> **PROBLEM DESCRIPTION**
The response must contain every line from the records below that has "export".
SOURCE MATERIAL below:
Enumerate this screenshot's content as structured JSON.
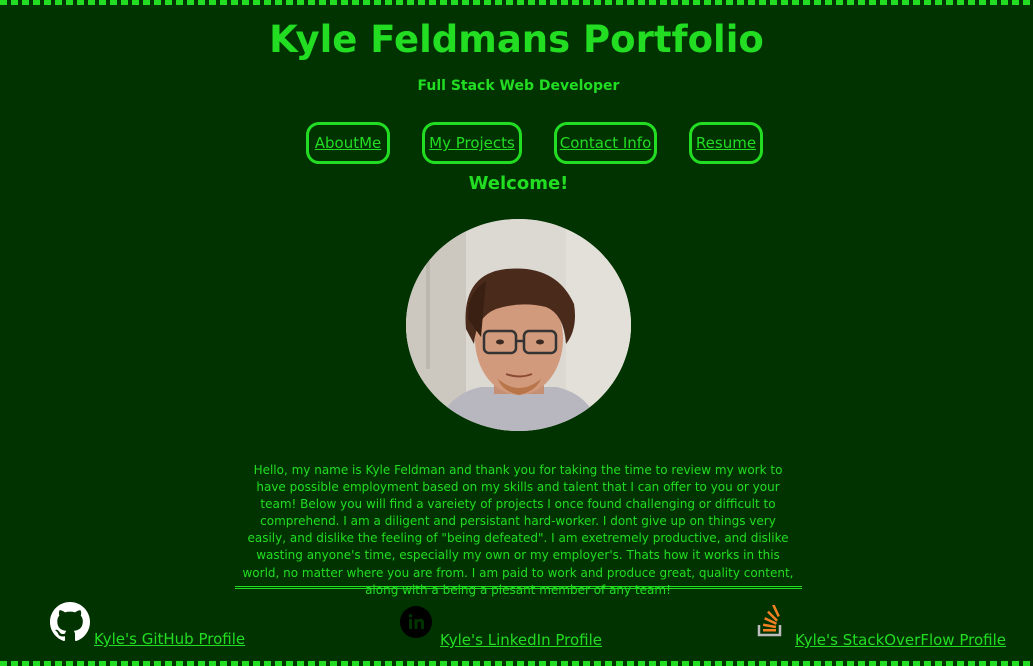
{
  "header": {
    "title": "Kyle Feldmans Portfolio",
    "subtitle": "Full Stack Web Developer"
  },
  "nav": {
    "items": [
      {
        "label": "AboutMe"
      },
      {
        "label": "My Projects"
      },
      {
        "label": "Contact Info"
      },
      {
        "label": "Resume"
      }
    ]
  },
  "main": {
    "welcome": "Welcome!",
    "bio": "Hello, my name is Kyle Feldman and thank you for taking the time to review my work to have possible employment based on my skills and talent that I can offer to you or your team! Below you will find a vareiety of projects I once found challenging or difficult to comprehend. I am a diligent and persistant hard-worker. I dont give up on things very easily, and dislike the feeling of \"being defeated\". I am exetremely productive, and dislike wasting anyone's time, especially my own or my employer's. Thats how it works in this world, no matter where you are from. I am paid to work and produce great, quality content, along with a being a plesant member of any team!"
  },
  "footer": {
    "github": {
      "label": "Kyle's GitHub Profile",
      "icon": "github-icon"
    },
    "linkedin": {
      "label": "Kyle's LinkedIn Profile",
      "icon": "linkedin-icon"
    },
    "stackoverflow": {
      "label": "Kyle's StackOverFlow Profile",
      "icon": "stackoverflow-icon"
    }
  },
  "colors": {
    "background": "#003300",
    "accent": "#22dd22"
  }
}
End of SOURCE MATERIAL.
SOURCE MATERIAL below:
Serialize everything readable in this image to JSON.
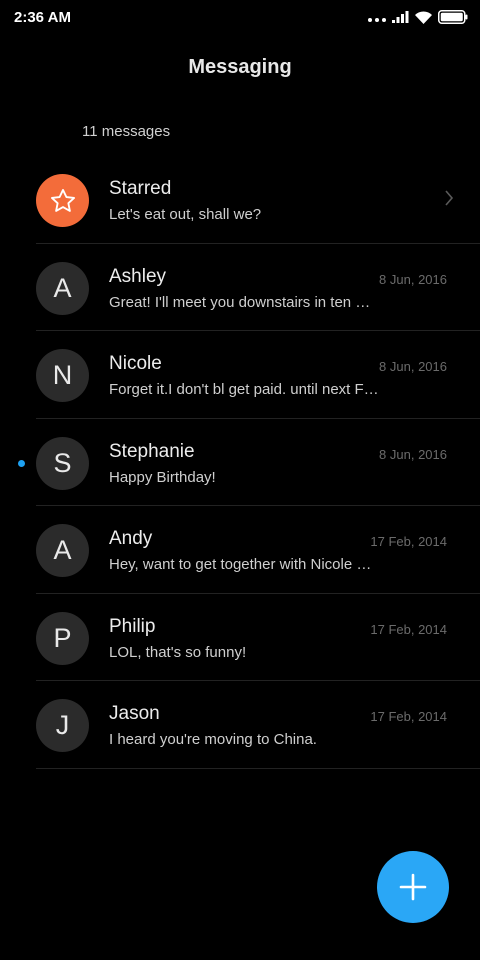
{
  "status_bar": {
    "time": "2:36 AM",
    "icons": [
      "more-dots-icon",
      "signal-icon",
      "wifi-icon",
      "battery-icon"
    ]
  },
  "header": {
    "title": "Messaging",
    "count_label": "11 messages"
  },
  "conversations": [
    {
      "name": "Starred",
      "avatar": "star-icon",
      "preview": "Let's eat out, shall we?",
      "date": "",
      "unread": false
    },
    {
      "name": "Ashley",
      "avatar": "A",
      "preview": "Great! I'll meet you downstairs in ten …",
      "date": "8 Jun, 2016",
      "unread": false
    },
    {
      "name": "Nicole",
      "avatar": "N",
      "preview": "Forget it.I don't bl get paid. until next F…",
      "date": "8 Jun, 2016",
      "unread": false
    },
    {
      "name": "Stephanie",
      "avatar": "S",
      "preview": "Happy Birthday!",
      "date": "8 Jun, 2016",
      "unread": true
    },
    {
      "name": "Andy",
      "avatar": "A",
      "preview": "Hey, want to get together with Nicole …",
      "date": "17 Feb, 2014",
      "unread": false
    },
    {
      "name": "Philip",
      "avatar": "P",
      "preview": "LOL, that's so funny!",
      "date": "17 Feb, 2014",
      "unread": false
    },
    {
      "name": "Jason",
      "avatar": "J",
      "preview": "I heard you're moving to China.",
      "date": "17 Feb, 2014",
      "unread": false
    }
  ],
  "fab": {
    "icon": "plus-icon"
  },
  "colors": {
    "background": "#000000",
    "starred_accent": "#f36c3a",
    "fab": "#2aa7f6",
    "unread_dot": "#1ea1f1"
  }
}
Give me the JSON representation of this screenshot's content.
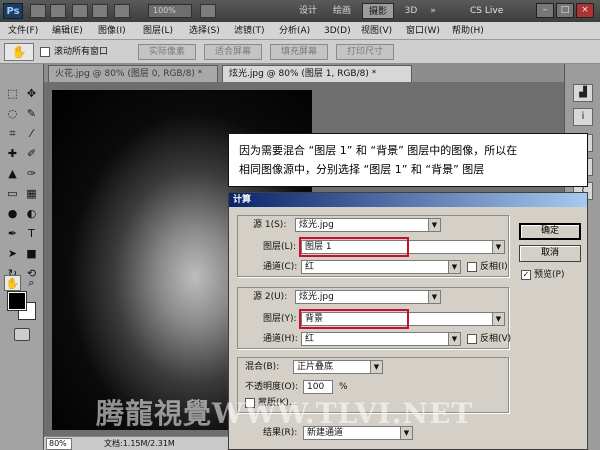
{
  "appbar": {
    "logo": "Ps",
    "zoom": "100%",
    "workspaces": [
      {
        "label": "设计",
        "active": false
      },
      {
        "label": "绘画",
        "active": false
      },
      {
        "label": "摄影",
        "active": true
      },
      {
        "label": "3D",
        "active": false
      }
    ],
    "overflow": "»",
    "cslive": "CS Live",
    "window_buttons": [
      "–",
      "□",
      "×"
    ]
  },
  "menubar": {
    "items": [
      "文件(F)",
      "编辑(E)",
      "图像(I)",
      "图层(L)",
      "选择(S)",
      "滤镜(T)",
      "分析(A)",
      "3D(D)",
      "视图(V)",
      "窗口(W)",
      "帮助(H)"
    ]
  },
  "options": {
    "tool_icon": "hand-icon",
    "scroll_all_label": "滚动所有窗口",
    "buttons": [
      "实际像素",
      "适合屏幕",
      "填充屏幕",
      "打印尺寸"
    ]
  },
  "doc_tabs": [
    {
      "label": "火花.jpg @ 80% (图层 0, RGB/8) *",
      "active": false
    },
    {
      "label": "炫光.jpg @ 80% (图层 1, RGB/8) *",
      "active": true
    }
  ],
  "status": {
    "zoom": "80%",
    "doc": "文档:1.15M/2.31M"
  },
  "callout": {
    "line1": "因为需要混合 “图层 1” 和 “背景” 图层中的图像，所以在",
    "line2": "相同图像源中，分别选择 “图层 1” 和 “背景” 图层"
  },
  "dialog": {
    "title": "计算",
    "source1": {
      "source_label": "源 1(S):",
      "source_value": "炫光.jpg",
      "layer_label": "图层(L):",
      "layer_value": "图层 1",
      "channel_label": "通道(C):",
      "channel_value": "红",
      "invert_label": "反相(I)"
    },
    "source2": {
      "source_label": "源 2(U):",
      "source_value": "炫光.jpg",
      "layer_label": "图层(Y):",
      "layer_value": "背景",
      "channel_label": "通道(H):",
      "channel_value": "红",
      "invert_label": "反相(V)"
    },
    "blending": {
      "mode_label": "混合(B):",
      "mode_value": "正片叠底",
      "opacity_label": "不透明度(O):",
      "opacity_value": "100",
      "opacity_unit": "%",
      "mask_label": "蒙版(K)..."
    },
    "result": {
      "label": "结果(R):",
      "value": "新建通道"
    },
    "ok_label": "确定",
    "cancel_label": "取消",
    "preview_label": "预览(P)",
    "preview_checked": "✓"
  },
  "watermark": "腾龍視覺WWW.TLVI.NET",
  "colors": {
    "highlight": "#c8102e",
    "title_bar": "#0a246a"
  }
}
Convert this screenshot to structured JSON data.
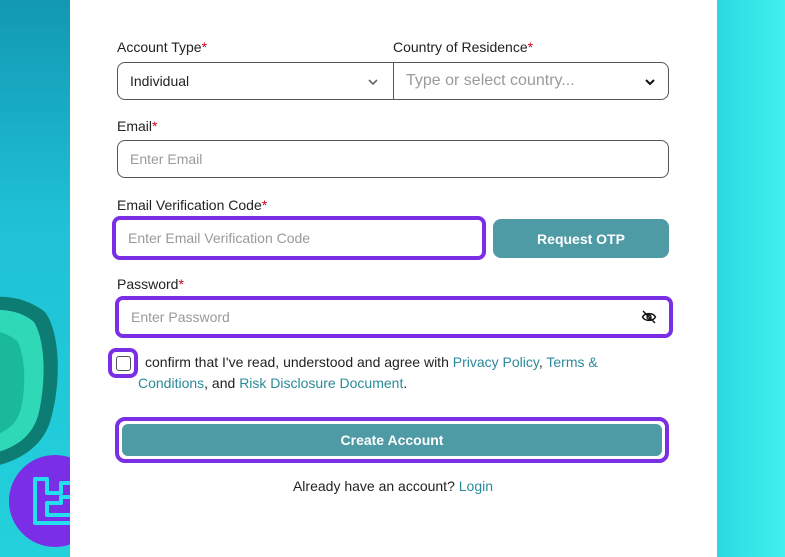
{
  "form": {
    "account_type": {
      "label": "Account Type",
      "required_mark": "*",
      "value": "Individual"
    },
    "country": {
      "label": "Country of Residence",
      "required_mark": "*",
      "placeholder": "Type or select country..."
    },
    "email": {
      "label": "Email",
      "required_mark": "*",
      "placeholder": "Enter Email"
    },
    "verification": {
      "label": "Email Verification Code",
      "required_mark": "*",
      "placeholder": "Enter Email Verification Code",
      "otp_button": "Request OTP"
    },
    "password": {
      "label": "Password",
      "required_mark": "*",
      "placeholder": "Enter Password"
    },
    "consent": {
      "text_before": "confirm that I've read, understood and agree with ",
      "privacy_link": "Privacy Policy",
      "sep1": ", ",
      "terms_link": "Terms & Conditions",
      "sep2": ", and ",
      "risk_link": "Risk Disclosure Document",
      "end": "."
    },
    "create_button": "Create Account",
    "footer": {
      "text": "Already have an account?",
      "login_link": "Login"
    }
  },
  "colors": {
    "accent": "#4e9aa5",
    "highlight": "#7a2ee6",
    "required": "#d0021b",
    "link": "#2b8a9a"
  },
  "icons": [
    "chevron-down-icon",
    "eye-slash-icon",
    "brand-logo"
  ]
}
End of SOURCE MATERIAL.
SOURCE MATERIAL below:
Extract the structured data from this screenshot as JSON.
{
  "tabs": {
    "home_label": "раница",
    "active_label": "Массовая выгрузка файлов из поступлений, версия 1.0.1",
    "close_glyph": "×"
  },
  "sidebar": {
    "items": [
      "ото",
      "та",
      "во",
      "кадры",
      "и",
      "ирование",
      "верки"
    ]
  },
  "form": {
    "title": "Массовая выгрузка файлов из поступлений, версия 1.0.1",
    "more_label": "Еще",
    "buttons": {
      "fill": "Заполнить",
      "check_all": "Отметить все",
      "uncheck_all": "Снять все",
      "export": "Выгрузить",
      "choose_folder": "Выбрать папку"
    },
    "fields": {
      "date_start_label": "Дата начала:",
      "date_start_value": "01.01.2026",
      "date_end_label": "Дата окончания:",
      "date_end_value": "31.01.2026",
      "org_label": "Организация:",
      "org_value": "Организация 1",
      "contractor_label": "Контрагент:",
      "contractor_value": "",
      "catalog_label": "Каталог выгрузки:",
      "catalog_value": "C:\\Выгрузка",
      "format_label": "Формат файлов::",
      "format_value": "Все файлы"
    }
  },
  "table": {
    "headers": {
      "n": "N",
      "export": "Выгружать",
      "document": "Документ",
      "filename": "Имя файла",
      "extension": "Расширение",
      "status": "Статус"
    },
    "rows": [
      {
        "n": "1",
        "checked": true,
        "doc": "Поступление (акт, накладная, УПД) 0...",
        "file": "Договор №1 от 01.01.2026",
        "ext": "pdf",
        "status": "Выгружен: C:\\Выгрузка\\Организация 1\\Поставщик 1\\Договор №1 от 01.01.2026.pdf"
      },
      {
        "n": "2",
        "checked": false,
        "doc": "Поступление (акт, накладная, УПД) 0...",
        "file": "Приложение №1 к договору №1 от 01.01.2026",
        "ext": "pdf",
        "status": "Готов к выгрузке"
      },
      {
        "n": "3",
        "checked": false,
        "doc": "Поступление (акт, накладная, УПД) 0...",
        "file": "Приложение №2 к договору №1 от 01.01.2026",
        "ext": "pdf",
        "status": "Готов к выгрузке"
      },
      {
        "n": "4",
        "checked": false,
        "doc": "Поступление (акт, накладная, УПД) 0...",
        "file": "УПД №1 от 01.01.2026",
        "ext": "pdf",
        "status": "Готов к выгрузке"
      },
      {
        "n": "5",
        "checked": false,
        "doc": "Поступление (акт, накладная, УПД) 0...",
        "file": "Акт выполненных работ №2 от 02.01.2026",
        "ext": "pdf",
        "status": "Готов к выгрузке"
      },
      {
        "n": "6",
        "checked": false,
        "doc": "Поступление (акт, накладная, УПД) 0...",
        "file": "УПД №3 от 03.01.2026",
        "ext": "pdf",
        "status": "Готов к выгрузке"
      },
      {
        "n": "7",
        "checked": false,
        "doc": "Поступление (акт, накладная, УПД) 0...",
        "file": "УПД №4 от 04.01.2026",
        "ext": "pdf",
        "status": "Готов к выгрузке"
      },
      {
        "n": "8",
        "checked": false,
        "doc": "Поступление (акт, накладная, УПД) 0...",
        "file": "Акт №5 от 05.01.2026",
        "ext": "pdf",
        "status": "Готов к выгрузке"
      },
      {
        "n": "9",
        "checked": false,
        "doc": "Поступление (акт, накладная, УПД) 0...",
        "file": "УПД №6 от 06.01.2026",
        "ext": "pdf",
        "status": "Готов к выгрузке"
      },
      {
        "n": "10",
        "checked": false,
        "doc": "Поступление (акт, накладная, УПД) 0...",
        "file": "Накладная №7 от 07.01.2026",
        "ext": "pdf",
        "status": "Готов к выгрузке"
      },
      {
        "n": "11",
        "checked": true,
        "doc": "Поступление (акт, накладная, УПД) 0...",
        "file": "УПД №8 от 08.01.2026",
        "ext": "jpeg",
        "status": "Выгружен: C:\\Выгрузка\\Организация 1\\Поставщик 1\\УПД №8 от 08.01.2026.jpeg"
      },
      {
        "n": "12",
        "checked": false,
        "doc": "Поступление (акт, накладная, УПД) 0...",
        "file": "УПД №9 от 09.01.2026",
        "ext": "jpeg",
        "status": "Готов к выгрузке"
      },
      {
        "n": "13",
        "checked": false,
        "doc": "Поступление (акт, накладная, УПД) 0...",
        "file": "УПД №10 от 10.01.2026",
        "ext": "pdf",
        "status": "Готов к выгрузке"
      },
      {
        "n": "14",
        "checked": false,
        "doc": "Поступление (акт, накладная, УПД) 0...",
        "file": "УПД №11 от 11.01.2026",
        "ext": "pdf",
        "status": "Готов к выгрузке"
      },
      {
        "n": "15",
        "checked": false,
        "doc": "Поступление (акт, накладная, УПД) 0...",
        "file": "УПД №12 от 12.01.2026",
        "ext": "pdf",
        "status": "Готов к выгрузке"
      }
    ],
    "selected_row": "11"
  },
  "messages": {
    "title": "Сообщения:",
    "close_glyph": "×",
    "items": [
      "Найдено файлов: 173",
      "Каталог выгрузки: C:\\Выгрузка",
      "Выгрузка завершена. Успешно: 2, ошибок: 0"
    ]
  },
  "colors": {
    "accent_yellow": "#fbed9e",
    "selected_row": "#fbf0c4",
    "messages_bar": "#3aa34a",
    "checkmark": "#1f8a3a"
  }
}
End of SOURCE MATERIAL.
> **WRITTEN RESPONSE**
      "export": "Выгрузить",
      "export": "Выгружать",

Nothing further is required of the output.